The fastest, most certain way to be sure your website is in compliance is to contact a qualified web design agency and have them perform an audit of all your online properties. Make sure you interview the agency thoroughly first, as not all agencies are up to speed on ADA website compliance rules. A qualified web design firm will be able to identify any violations of ADA Website Compliance and outline a plan for updating your online content and properties.
This title prohibits private places of public accommodation from discriminating against individuals with disabilities. Examples of public accommodations include privately-owned, leased or operated facilities like hotels, restaurants, retail merchants, doctor’s offices, golf courses, private schools, day care centers, health clubs, sports stadiums, movie theaters, and so on. This title sets the minimum standards for accessibility for alterations and new construction of facilities. It also requires public accommodations to remove barriers in existing buildings where it is easy to do so without much difficulty or expense. This title directs businesses to make "reasonable modifications" to their usual ways of doing things when serving people with disabilities. It also requires that they take steps necessary to communicate effectively with customers with vision, hearing, and speech disabilities. This title is regulated and enforced by the U.S. Department of Justice.
Error prevention on important forms (3.3.4): For pages that create legal commitments or financial transactions or any other important data submissions, one of the following is true: 1) submissions are reversible, 2) the user has an opportunity to correct errors, and 3) confirmation is available that allows an opportunity to review and correct before submission.
This title is designed to help people with disabilities access the same employment opportunities and benefits available to people without disabilities. Employers must provide reasonable accommodations to qualified applicants or employees. A reasonable accommodation is any modification or adjustment to a job or the work environment that will enable an applicant or employee with a disability to participate in the application process or to perform essential job functions.
Another federal agency, the Architectural and Transportation Barriers Compliance Board (ATBCB), also known as the Access Board, issues guidelines to ensure that buildings, facilities and transit vehicles are accessible to people with disabilities.

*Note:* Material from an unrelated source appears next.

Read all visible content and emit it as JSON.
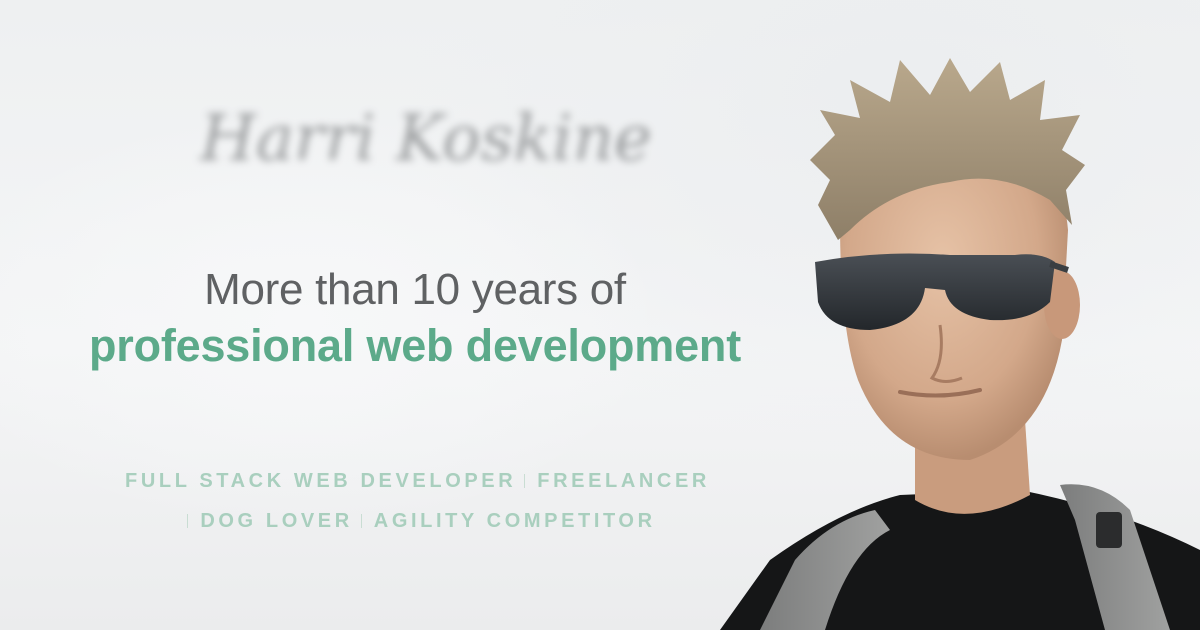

The Guidelines & Standards issued under the ADA and other laws establish design requirements for the construction and alteration of facilities. These standards apply to places of public accommodation, commercial facilities, and state and local government facilities.
Title II of the ADA prohibits discrimination against qualified individuals with disabilities in all programs, activities, and services of public entities. It applies to all state and local governments, their departments and agencies, and any other instrumentalities or special purpose districts of state or local governments. It clarifies the requirements of section 504 of the Rehabilitation Act of 1973, as amended, for public transportation systems that receive federal financial assistance, and extends coverage to all public entities that provide public transportation, whether or not they receive federal financial assistance. It establishes detailed standards for the operation of public transit systems, including commuter and intercity rail (e.g., AMTRAK).